With images excluded, write out each entry below exactly as given.

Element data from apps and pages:
────────────────────────────────────────
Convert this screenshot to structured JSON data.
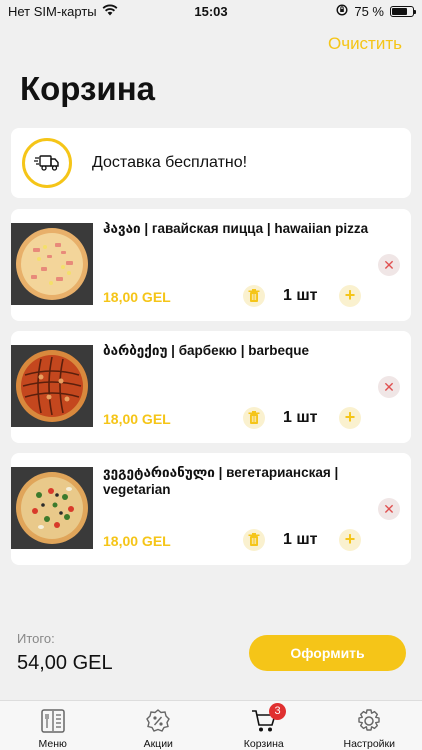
{
  "status_bar": {
    "carrier": "Нет SIM-карты",
    "time": "15:03",
    "battery": "75 %",
    "battery_level": 0.75
  },
  "header": {
    "title": "Корзина",
    "clear_label": "Очистить"
  },
  "delivery": {
    "text": "Доставка бесплатно!",
    "icon": "truck-icon"
  },
  "items": [
    {
      "name": "ჰავაი | гавайская пицца | hawaiian pizza",
      "price": "18,00 GEL",
      "quantity": "1 шт",
      "pizza": "hawaiian"
    },
    {
      "name": "ბარბექიუ | барбекю | barbeque",
      "price": "18,00 GEL",
      "quantity": "1 шт",
      "pizza": "barbeque"
    },
    {
      "name": "ვეგეტარიანული | вегетарианская | vegetarian",
      "price": "18,00 GEL",
      "quantity": "1 шт",
      "pizza": "vegetarian"
    }
  ],
  "summary": {
    "total_label": "Итого:",
    "total_value": "54,00 GEL",
    "checkout_label": "Оформить"
  },
  "tabs": [
    {
      "label": "Меню",
      "icon": "menu-book-icon"
    },
    {
      "label": "Акции",
      "icon": "discount-badge-icon"
    },
    {
      "label": "Корзина",
      "icon": "cart-icon",
      "badge": "3"
    },
    {
      "label": "Настройки",
      "icon": "settings-gear-icon"
    }
  ],
  "colors": {
    "accent": "#f5c518",
    "background": "#f0f0f0",
    "remove": "#e05050",
    "badge": "#e03030"
  }
}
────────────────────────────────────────
Exercise solution:
Convert this screenshot to structured JSON data.
{
  "status_bar": {
    "carrier": "Нет SIM-карты",
    "time": "15:03",
    "battery": "75 %",
    "battery_level": 0.75
  },
  "header": {
    "title": "Корзина",
    "clear_label": "Очистить"
  },
  "delivery": {
    "text": "Доставка бесплатно!",
    "icon": "truck-icon"
  },
  "items": [
    {
      "name": "ჰავაი | гавайская пицца | hawaiian pizza",
      "price": "18,00 GEL",
      "quantity": "1 шт",
      "pizza": "hawaiian"
    },
    {
      "name": "ბარბექიუ | барбекю | barbeque",
      "price": "18,00 GEL",
      "quantity": "1 шт",
      "pizza": "barbeque"
    },
    {
      "name": "ვეგეტარიანული | вегетарианская | vegetarian",
      "price": "18,00 GEL",
      "quantity": "1 шт",
      "pizza": "vegetarian"
    }
  ],
  "summary": {
    "total_label": "Итого:",
    "total_value": "54,00 GEL",
    "checkout_label": "Оформить"
  },
  "tabs": [
    {
      "label": "Меню",
      "icon": "menu-book-icon"
    },
    {
      "label": "Акции",
      "icon": "discount-badge-icon"
    },
    {
      "label": "Корзина",
      "icon": "cart-icon",
      "badge": "3"
    },
    {
      "label": "Настройки",
      "icon": "settings-gear-icon"
    }
  ],
  "colors": {
    "accent": "#f5c518",
    "background": "#f0f0f0",
    "remove": "#e05050",
    "badge": "#e03030"
  }
}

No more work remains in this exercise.